- Provided records -
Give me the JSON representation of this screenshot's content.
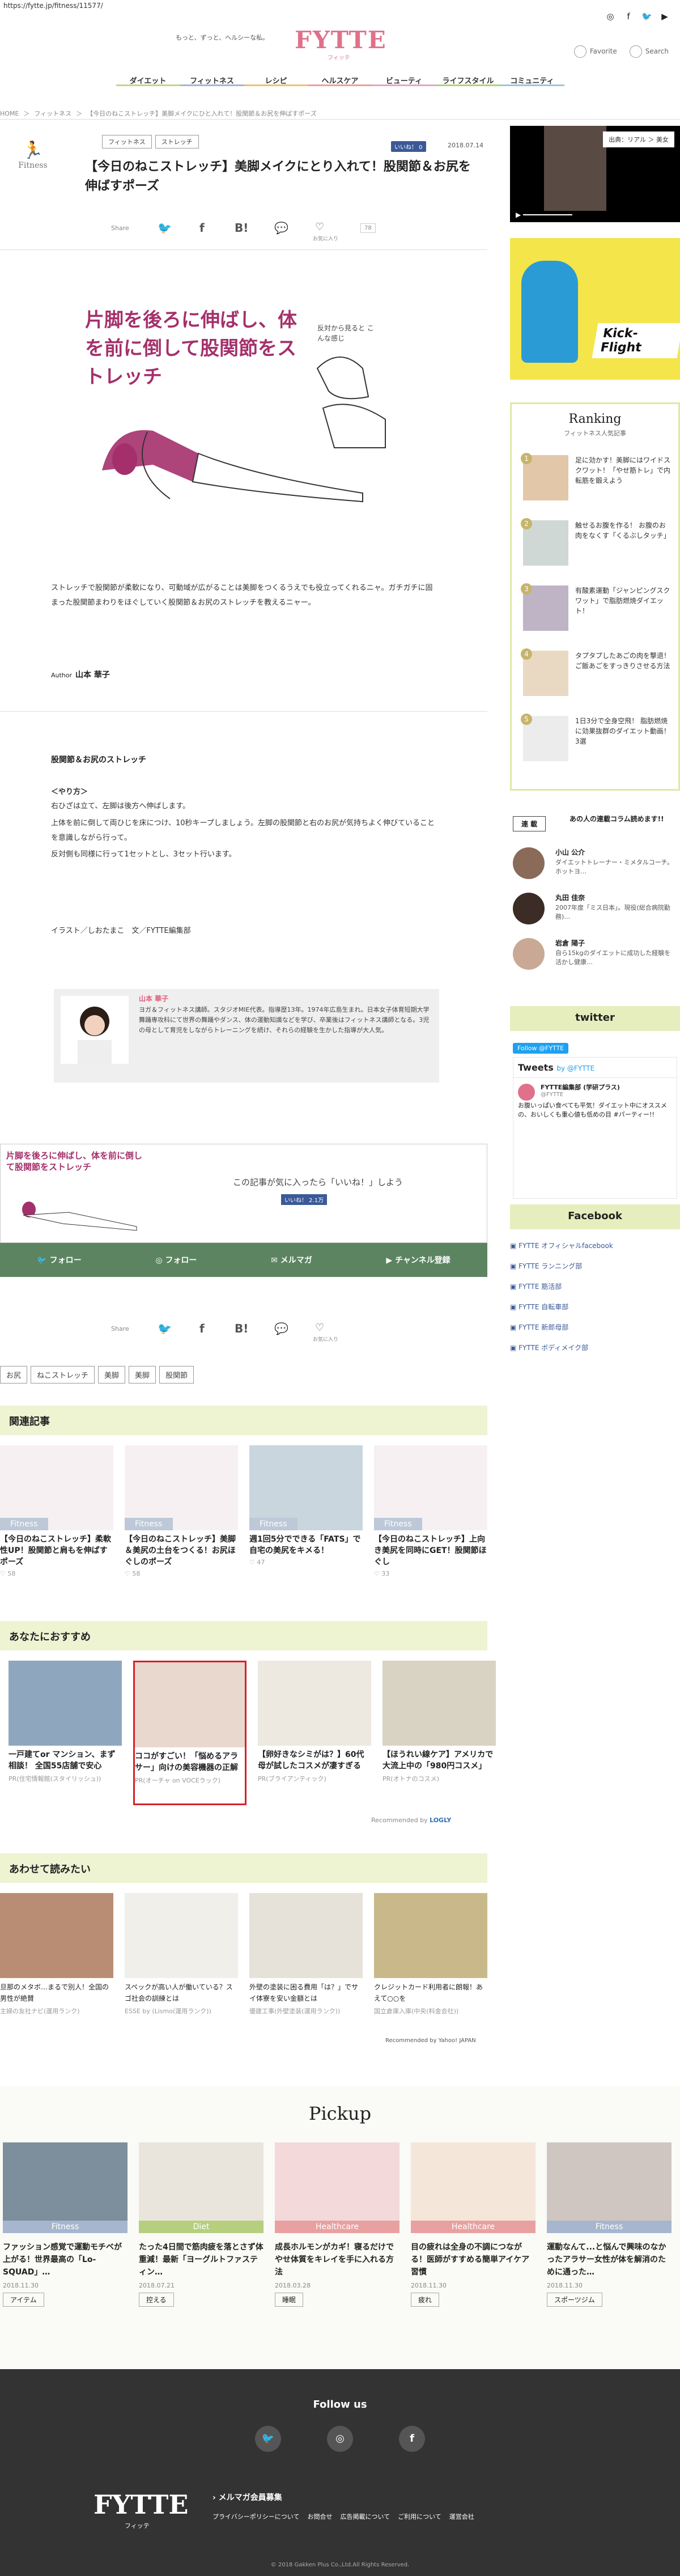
{
  "url": "https://fytte.jp/fitness/11577/",
  "header": {
    "tagline": "もっと、ずっと、ヘルシーな私。",
    "logo": "FYTTE",
    "logo_sub": "フィッテ",
    "favorite": "Favorite",
    "search": "Search"
  },
  "nav": [
    "ダイエット",
    "フィットネス",
    "レシピ",
    "ヘルスケア",
    "ビューティ",
    "ライフスタイル",
    "コミュニティ"
  ],
  "breadcrumb": [
    "HOME",
    "＞",
    "フィットネス",
    "＞",
    "【今日のねこストレッチ】美脚メイクにひと入れて！股関節＆お尻を伸ばすポーズ"
  ],
  "article": {
    "category": "Fitness",
    "tags": [
      "フィットネス",
      "ストレッチ"
    ],
    "like_label": "いいね！ 0",
    "date": "2018.07.14",
    "title": "【今日のねこストレッチ】美脚メイクにとり入れて！股関節＆お尻を伸ばすポーズ",
    "share_label": "Share",
    "okiniiri": "お気に入り",
    "count": "78",
    "hero_text": "片脚を後ろに伸ばし、体を前に倒して股関節をストレッチ",
    "hero_note": "反対から見ると こんな感じ",
    "intro": "ストレッチで股関節が柔軟になり、可動域が広がることは美脚をつくるうえでも役立ってくれるニャ。ガチガチに固まった股関節まわりをほぐしていく股関節＆お尻のストレッチを教えるニャー。",
    "author_label": "Author",
    "author_name": "山本 華子",
    "sub_heading": "股関節＆お尻のストレッチ",
    "howto_title": "＜やり方＞",
    "steps": [
      "右ひざは立て、左脚は後方へ伸ばします。",
      "上体を前に倒して両ひじを床につけ、10秒キープしましょう。左脚の股関節と右のお尻が気持ちよく伸びていることを意識しながら行って。",
      "反対側も同様に行って1セットとし、3セット行います。"
    ],
    "credit": "イラスト／しおたまこ　文／FYTTE編集部",
    "profile_name": "山本 華子",
    "profile_text": "ヨガ＆フィットネス講師。スタジオMIE代表。指導歴13年。1974年広島生まれ。日本女子体育短期大学舞踊専攻科にて世界の舞踊やダンス、体の運動知識などを学び、卒業後はフィットネス講師となる。3児の母として育児をしながらトレーニングを続け、それらの経験を生かした指導が大人気。"
  },
  "like_box": {
    "text": "この記事が気に入ったら「いいね！」しよう",
    "button": "いいね！ 2.1万"
  },
  "follow_bar": [
    "フォロー",
    "フォロー",
    "メルマガ",
    "チャンネル登録"
  ],
  "tag_row": [
    "お尻",
    "ねこストレッチ",
    "美脚",
    "美脚",
    "股関節"
  ],
  "related": {
    "title": "関連記事",
    "items": [
      {
        "cat": "Fitness",
        "title": "【今日のねこストレッチ】柔軟性UP！股関節と肩もを伸ばすポーズ",
        "likes": "58"
      },
      {
        "cat": "Fitness",
        "title": "【今日のねこストレッチ】美脚＆美尻の土台をつくる！お尻ほぐしのポーズ",
        "likes": "58"
      },
      {
        "cat": "Fitness",
        "title": "週1回5分でできる「FATS」で自宅の美尻をキメる！",
        "likes": "47"
      },
      {
        "cat": "Fitness",
        "title": "【今日のねこストレッチ】上向き美尻を同時にGET！股関節ほぐし",
        "likes": "33"
      }
    ]
  },
  "recommend": {
    "title": "あなたにおすすめ",
    "items": [
      {
        "title": "一戸建てor マンション、まず相談！ 全国55店舗で安心",
        "src": "PR(住宅情報館(スタイリッシュ))"
      },
      {
        "title": "ココがすごい！「悩めるアラサー」向けの美容機器の正解",
        "src": "PR(オーチャ on VOCEラック)"
      },
      {
        "title": "【卵好きなシミがは？】60代母が試したコスメが凄すぎる",
        "src": "PR(ブライアンティック)"
      },
      {
        "title": "【ほうれい線ケア】アメリカで大流上中の「980円コスメ」",
        "src": "PR(オトナのコスメ)"
      }
    ],
    "rec_by": "Recommended by",
    "logly": "LOGLY"
  },
  "also_read": {
    "title": "あわせて読みたい",
    "items": [
      {
        "title": "旦那のメタボ…まるで別人！全国の男性が絶賛",
        "src": "主婦の友社ナビ(運用ランク)"
      },
      {
        "title": "スペックが高い人が働いている？スゴ社会の訓練とは",
        "src": "ESSE by (Lismo(運用ランク))"
      },
      {
        "title": "外壁の塗装に困る費用「は？」でサイ体寮を安い金額とは",
        "src": "優建工事(外壁塗装(運用ランク))"
      },
      {
        "title": "クレジットカード利用者に朗報！あえて○○を",
        "src": "国立倉庫入庫(中央(料金会社))"
      }
    ],
    "rec_by": "Recommended by Yahoo! JAPAN"
  },
  "sidebar": {
    "video_caption": "出典：リアル ＞ 美女",
    "ad_brand": "Kick-Flight",
    "ranking_title": "Ranking",
    "ranking_sub": "フィットネス人気記事",
    "ranking": [
      {
        "n": "1",
        "text": "足に効かす！美脚にはワイドスクワット！「やせ筋トレ」で内転筋を鍛えよう"
      },
      {
        "n": "2",
        "text": "触せるお腹を作る！ お腹のお肉をなくす「くるぶしタッチ」"
      },
      {
        "n": "3",
        "text": "有酸素運動「ジャンピングスクワット」で脂肪燃焼ダイエット！"
      },
      {
        "n": "4",
        "text": "タプタプしたあごの肉を撃退！ ご飯あごをすっきりさせる方法"
      },
      {
        "n": "5",
        "text": "1日3分で全身空飛！ 脂肪燃焼に効果抜群のダイエット動画！3選"
      }
    ],
    "series_label": "連 載",
    "series_title": "あの人の連載コラム読めます!!",
    "people": [
      {
        "name": "小山 公介",
        "text": "ダイエットトレーナー・ミメタルコーチ。ホットヨ…"
      },
      {
        "name": "丸田 佳奈",
        "text": "2007年度「ミス日本」。現役(総合病院勤務)…"
      },
      {
        "name": "岩倉 陽子",
        "text": "自ら15kgのダイエットに成功した経験を活かし健康…"
      }
    ],
    "twitter_head": "twitter",
    "tw_follow": "Follow @FYTTE",
    "tweets_by": "Tweets",
    "tweets_by_user": "by @FYTTE",
    "tw_name": "FYTTE編集部 (学研プラス)",
    "tw_handle": "@FYTTE",
    "tw_text": "お腹いっぱい食べても平気！ダイエット中にオススメの、おいしくも重心値も低めの目 #パーティー!!",
    "facebook_head": "Facebook",
    "fb_links": [
      "FYTTE オフィシャルfacebook",
      "FYTTE ランニング部",
      "FYTTE 筋活部",
      "FYTTE 自転車部",
      "FYTTE 新郎母部",
      "FYTTE ボディメイク部"
    ]
  },
  "pickup": {
    "title": "Pickup",
    "items": [
      {
        "cat": "Fitness",
        "cat_color": "#a6b6cf",
        "title": "ファッション感覚で運動モチベが上がる！世界最高の「Lo-SQUAD」…",
        "date": "2018.11.30",
        "tag": "アイテム"
      },
      {
        "cat": "Diet",
        "cat_color": "#b5cf7f",
        "title": "たった4日間で筋肉疲を落とさず体重減！最新「ヨーグルトファスティン…",
        "date": "2018.07.21",
        "tag": "控える"
      },
      {
        "cat": "Healthcare",
        "cat_color": "#e9a0a0",
        "title": "成長ホルモンがカギ！寝るだけでやせ体質をキレイを手に入れる方法",
        "date": "2018.03.28",
        "tag": "睡眠"
      },
      {
        "cat": "Healthcare",
        "cat_color": "#e9a0a0",
        "title": "目の疲れは全身の不調につながる！医師がすすめる簡単アイケア習慣",
        "date": "2018.11.30",
        "tag": "疲れ"
      },
      {
        "cat": "Fitness",
        "cat_color": "#a6b6cf",
        "title": "運動なんて...と悩んで興味のなかったアラサー女性が体を解消のために通った…",
        "date": "2018.11.30",
        "tag": "スポーツジム"
      }
    ]
  },
  "footer": {
    "follow_us": "Follow us",
    "logo": "FYTTE",
    "logo_sub": "フィッテ",
    "mailmag": "メルマガ会員募集",
    "links": [
      "プライバシーポリシーについて",
      "お問合せ",
      "広告掲載について",
      "ご利用について",
      "運営会社"
    ],
    "copyright": "© 2018 Gakken Plus Co.,Ltd.All Rights Reserved."
  },
  "colors": {
    "brand_pink": "#e0718a",
    "follow_green": "#5c8461",
    "section_bg": "#eef3d2",
    "rank_border": "#dfe8a7"
  }
}
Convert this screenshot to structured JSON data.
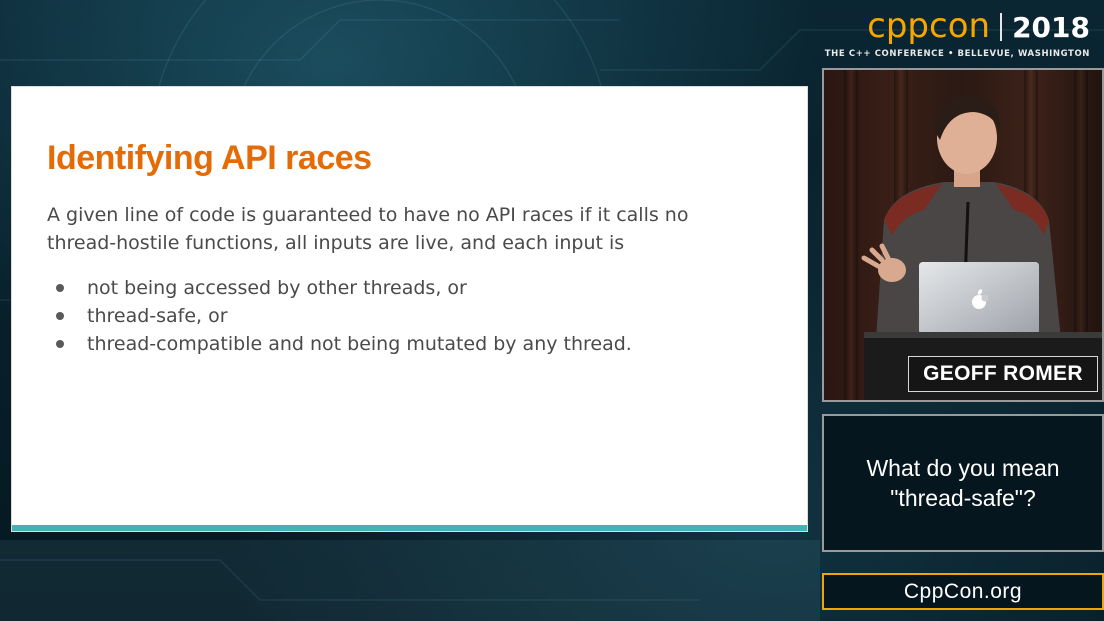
{
  "brand": {
    "logo_text": "cppcon",
    "year": "2018",
    "subtitle": "THE C++ CONFERENCE • BELLEVUE, WASHINGTON",
    "accent_color": "#f7a600"
  },
  "slide": {
    "title": "Identifying API races",
    "intro": "A given line of code is guaranteed to have no API races if it calls no thread-hostile functions, all inputs are live, and each input is",
    "bullets": [
      "not being accessed by other threads, or",
      "thread-safe, or",
      "thread-compatible and not being mutated by any thread."
    ],
    "title_color": "#e36c09",
    "bar_color": "#43b3b5"
  },
  "speaker": {
    "name": "GEOFF ROMER",
    "laptop_logo": "apple-icon"
  },
  "session": {
    "title": "What do you mean\n\"thread-safe\"?"
  },
  "footer": {
    "website": "CppCon.org",
    "border_color": "#f2a400"
  }
}
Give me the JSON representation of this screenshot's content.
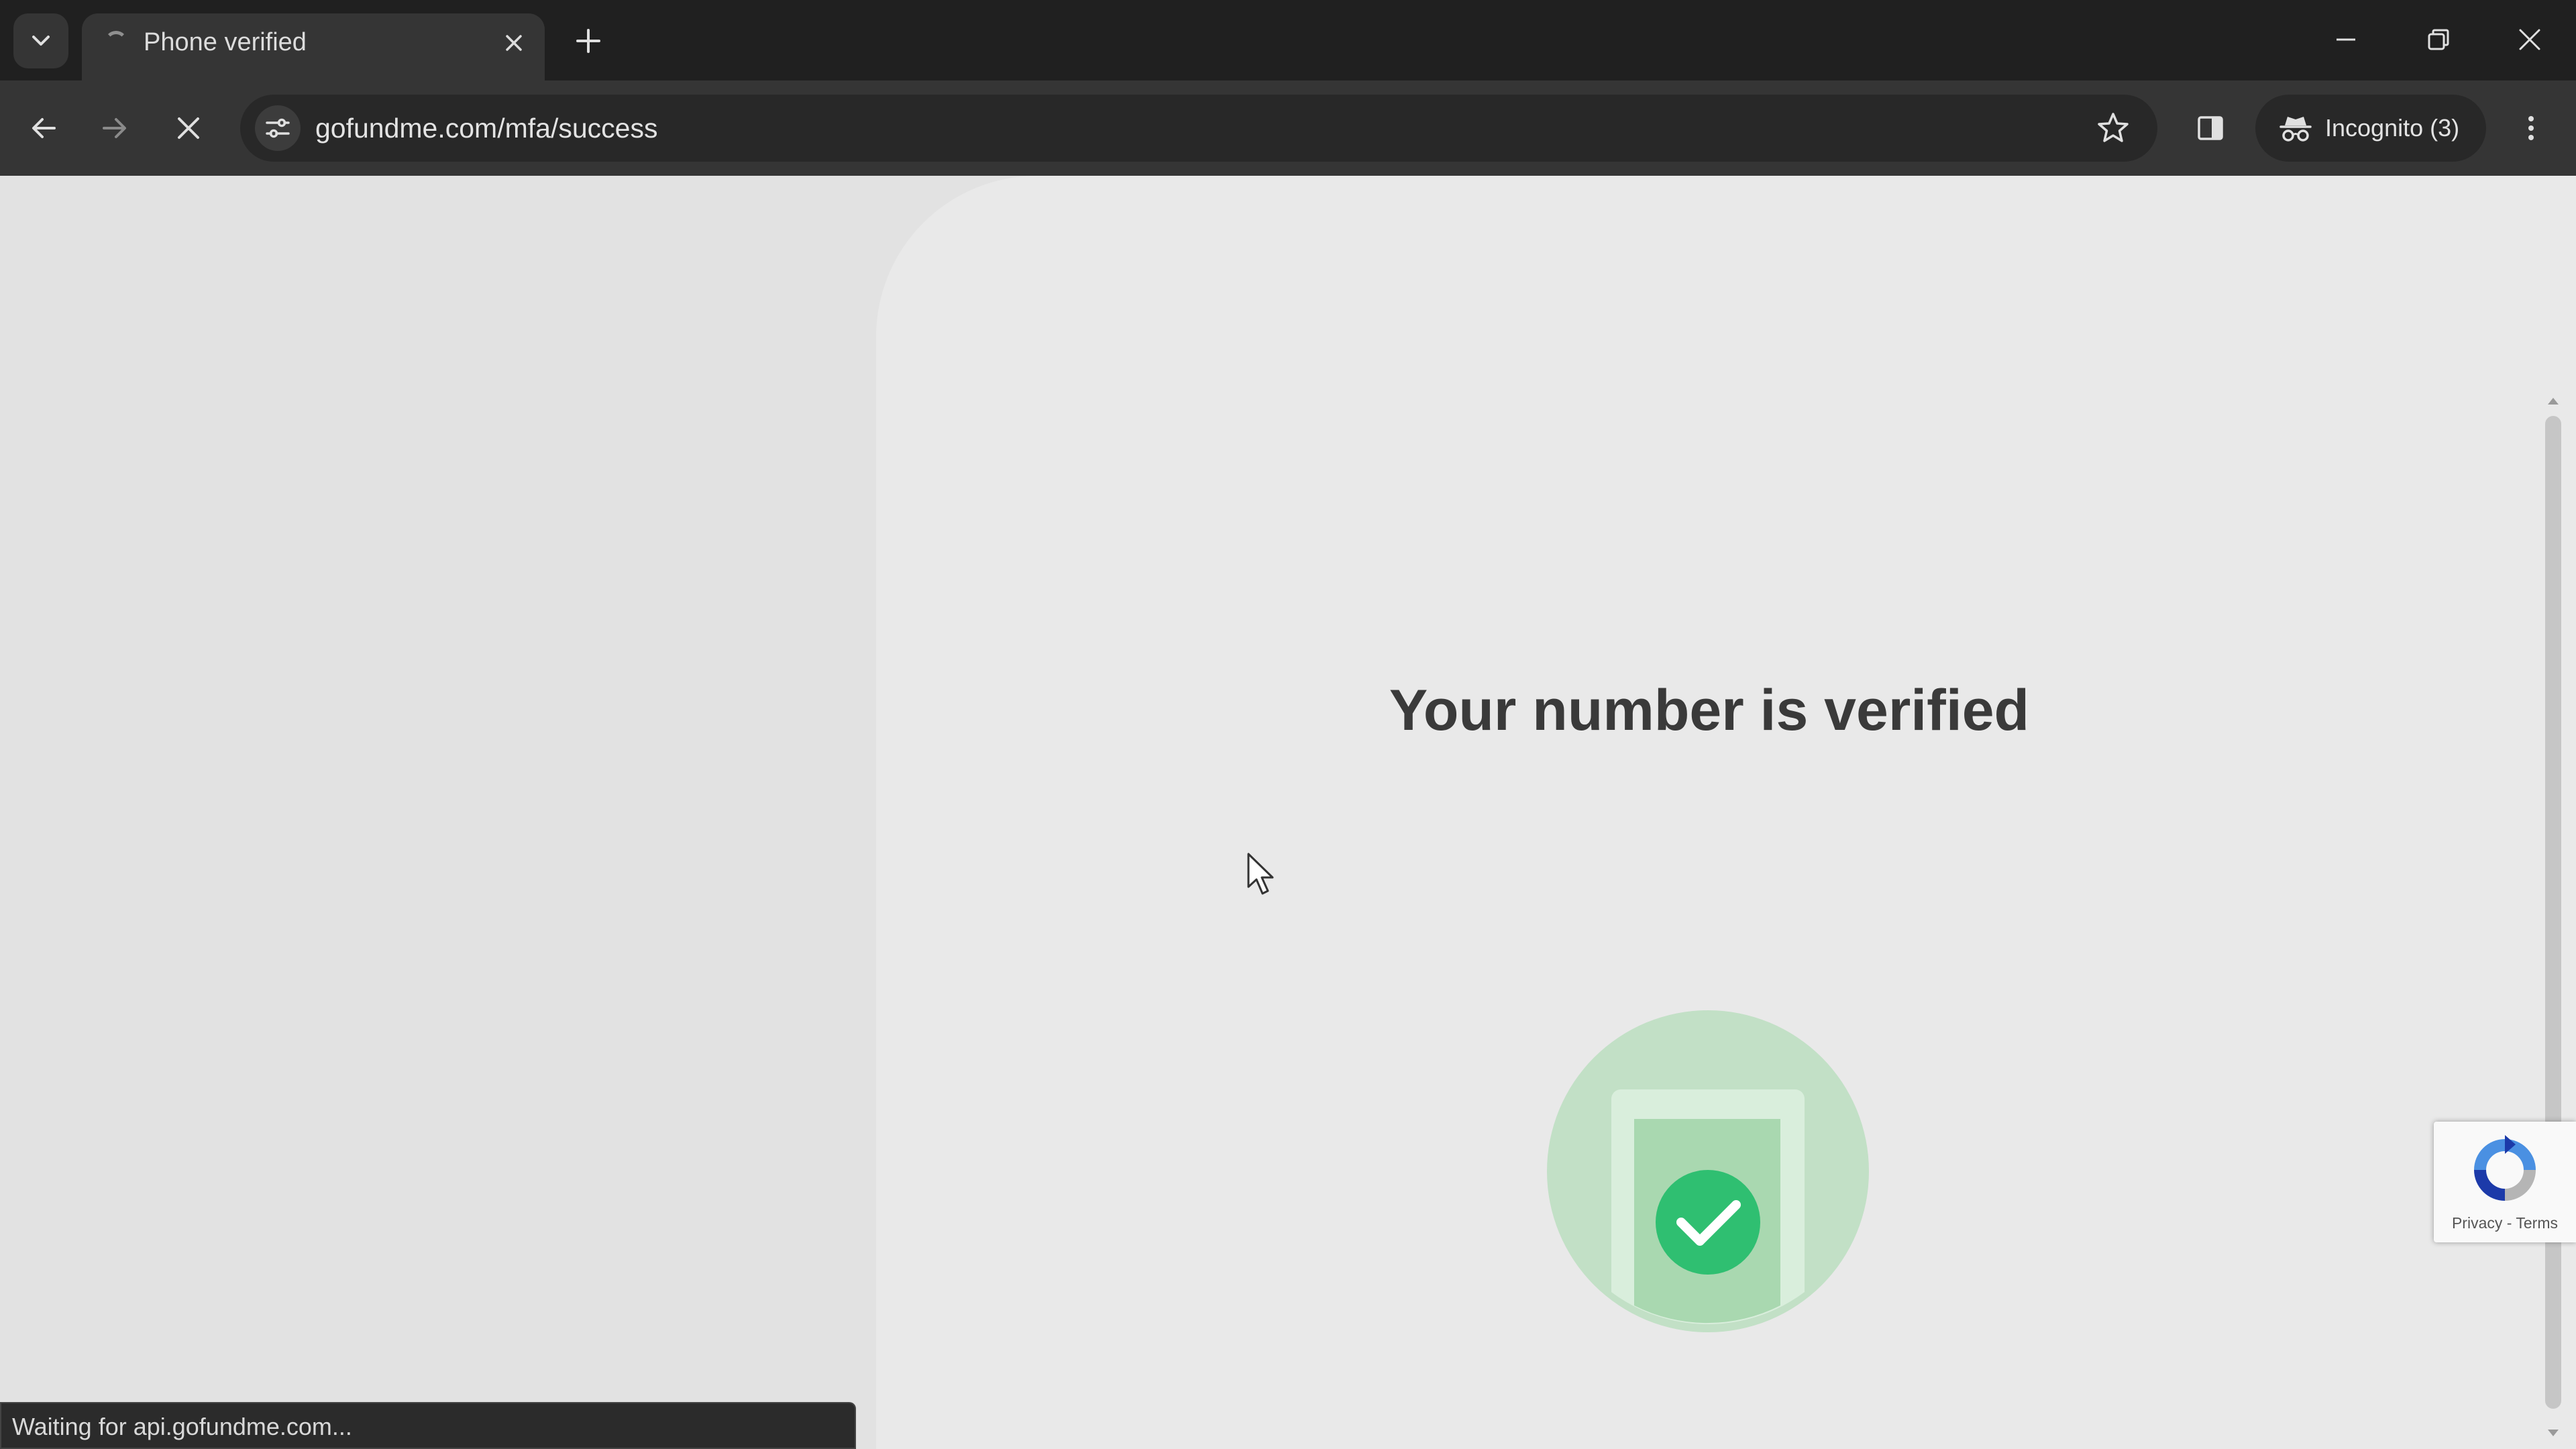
{
  "browser": {
    "tab": {
      "title": "Phone verified"
    },
    "toolbar": {
      "url": "gofundme.com/mfa/success",
      "incognito_label": "Incognito (3)"
    },
    "status_text": "Waiting for api.gofundme.com..."
  },
  "page": {
    "headline": "Your number is verified",
    "colors": {
      "accent_green": "#2fbf71",
      "illustration_circle": "#c2e0c6",
      "illustration_panel": "#a9d8b0"
    }
  },
  "recaptcha": {
    "links": "Privacy - Terms"
  }
}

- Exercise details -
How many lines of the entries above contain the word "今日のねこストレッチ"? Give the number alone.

- Answer to this exercise -
5